● Work to complete
Each record below should be output verbatim, without pictures.

(Dataset rows for apps and sites)
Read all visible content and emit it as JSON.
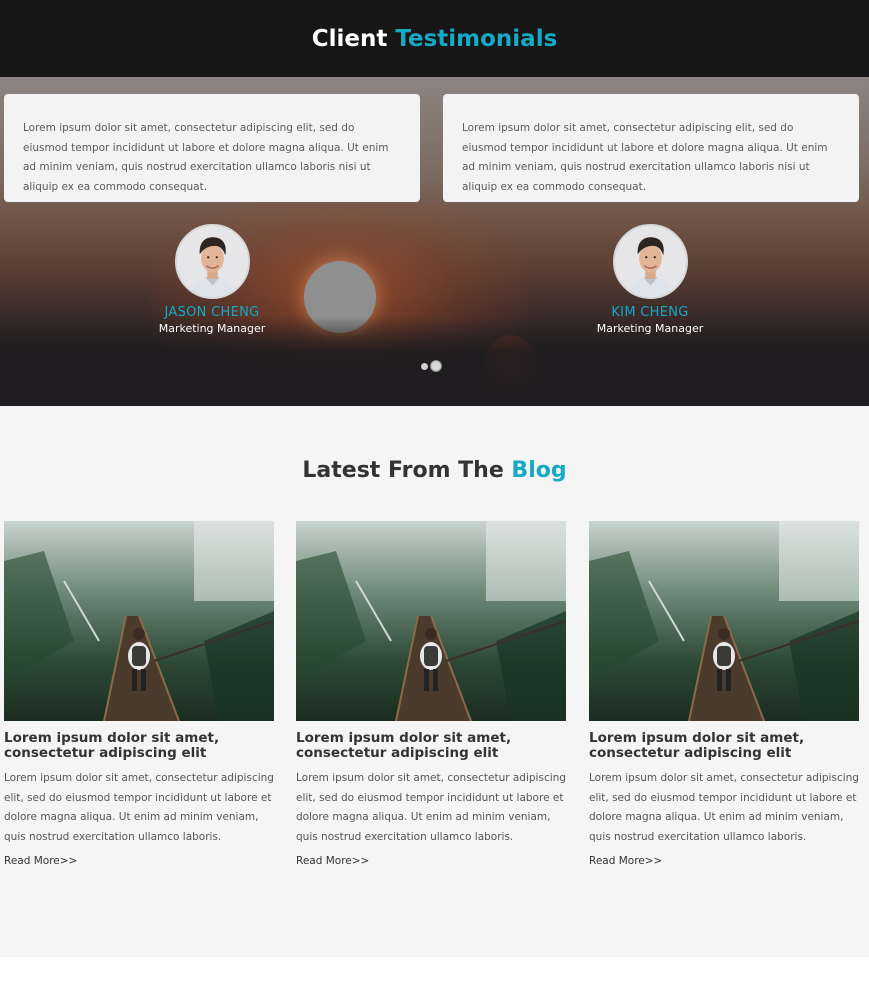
{
  "testimonials": {
    "title_main": "Client",
    "title_accent": "Testimonials",
    "items": [
      {
        "quote": "Lorem ipsum dolor sit amet, consectetur adipiscing elit, sed do eiusmod tempor incididunt ut labore et dolore magna aliqua. Ut enim ad minim veniam, quis nostrud exercitation ullamco laboris nisi ut aliquip ex ea commodo consequat.",
        "name": "JASON CHENG",
        "role": "Marketing Manager"
      },
      {
        "quote": "Lorem ipsum dolor sit amet, consectetur adipiscing elit, sed do eiusmod tempor incididunt ut labore et dolore magna aliqua. Ut enim ad minim veniam, quis nostrud exercitation ullamco laboris nisi ut aliquip ex ea commodo consequat.",
        "name": "KIM CHENG",
        "role": "Marketing Manager"
      }
    ],
    "pager": {
      "count": 2,
      "active_index": 1
    }
  },
  "blog": {
    "title_main": "Latest From The",
    "title_accent": "Blog",
    "posts": [
      {
        "title": "Lorem ipsum dolor sit amet, consectetur adipiscing elit",
        "body": "Lorem ipsum dolor sit amet, consectetur adipiscing elit, sed do eiusmod tempor incididunt ut labore et dolore magna aliqua. Ut enim ad minim veniam, quis nostrud exercitation ullamco laboris.",
        "link": "Read More>>"
      },
      {
        "title": "Lorem ipsum dolor sit amet, consectetur adipiscing elit",
        "body": "Lorem ipsum dolor sit amet, consectetur adipiscing elit, sed do eiusmod tempor incididunt ut labore et dolore magna aliqua. Ut enim ad minim veniam, quis nostrud exercitation ullamco laboris.",
        "link": "Read More>>"
      },
      {
        "title": "Lorem ipsum dolor sit amet, consectetur adipiscing elit",
        "body": "Lorem ipsum dolor sit amet, consectetur adipiscing elit, sed do eiusmod tempor incididunt ut labore et dolore magna aliqua. Ut enim ad minim veniam, quis nostrud exercitation ullamco laboris.",
        "link": "Read More>>"
      }
    ]
  },
  "colors": {
    "accent": "#16a9c5",
    "header_bg": "#161617",
    "blog_bg": "#f5f5f5",
    "card_bg": "#f3f3f3"
  }
}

● Answer space
Read all visible content and emit it as JSON.
{
  "testimonials": {
    "title_main": "Client",
    "title_accent": "Testimonials",
    "items": [
      {
        "quote": "Lorem ipsum dolor sit amet, consectetur adipiscing elit, sed do eiusmod tempor incididunt ut labore et dolore magna aliqua. Ut enim ad minim veniam, quis nostrud exercitation ullamco laboris nisi ut aliquip ex ea commodo consequat.",
        "name": "JASON CHENG",
        "role": "Marketing Manager"
      },
      {
        "quote": "Lorem ipsum dolor sit amet, consectetur adipiscing elit, sed do eiusmod tempor incididunt ut labore et dolore magna aliqua. Ut enim ad minim veniam, quis nostrud exercitation ullamco laboris nisi ut aliquip ex ea commodo consequat.",
        "name": "KIM CHENG",
        "role": "Marketing Manager"
      }
    ],
    "pager": {
      "count": 2,
      "active_index": 1
    }
  },
  "blog": {
    "title_main": "Latest From The",
    "title_accent": "Blog",
    "posts": [
      {
        "title": "Lorem ipsum dolor sit amet, consectetur adipiscing elit",
        "body": "Lorem ipsum dolor sit amet, consectetur adipiscing elit, sed do eiusmod tempor incididunt ut labore et dolore magna aliqua. Ut enim ad minim veniam, quis nostrud exercitation ullamco laboris.",
        "link": "Read More>>"
      },
      {
        "title": "Lorem ipsum dolor sit amet, consectetur adipiscing elit",
        "body": "Lorem ipsum dolor sit amet, consectetur adipiscing elit, sed do eiusmod tempor incididunt ut labore et dolore magna aliqua. Ut enim ad minim veniam, quis nostrud exercitation ullamco laboris.",
        "link": "Read More>>"
      },
      {
        "title": "Lorem ipsum dolor sit amet, consectetur adipiscing elit",
        "body": "Lorem ipsum dolor sit amet, consectetur adipiscing elit, sed do eiusmod tempor incididunt ut labore et dolore magna aliqua. Ut enim ad minim veniam, quis nostrud exercitation ullamco laboris.",
        "link": "Read More>>"
      }
    ]
  },
  "colors": {
    "accent": "#16a9c5",
    "header_bg": "#161617",
    "blog_bg": "#f5f5f5",
    "card_bg": "#f3f3f3"
  }
}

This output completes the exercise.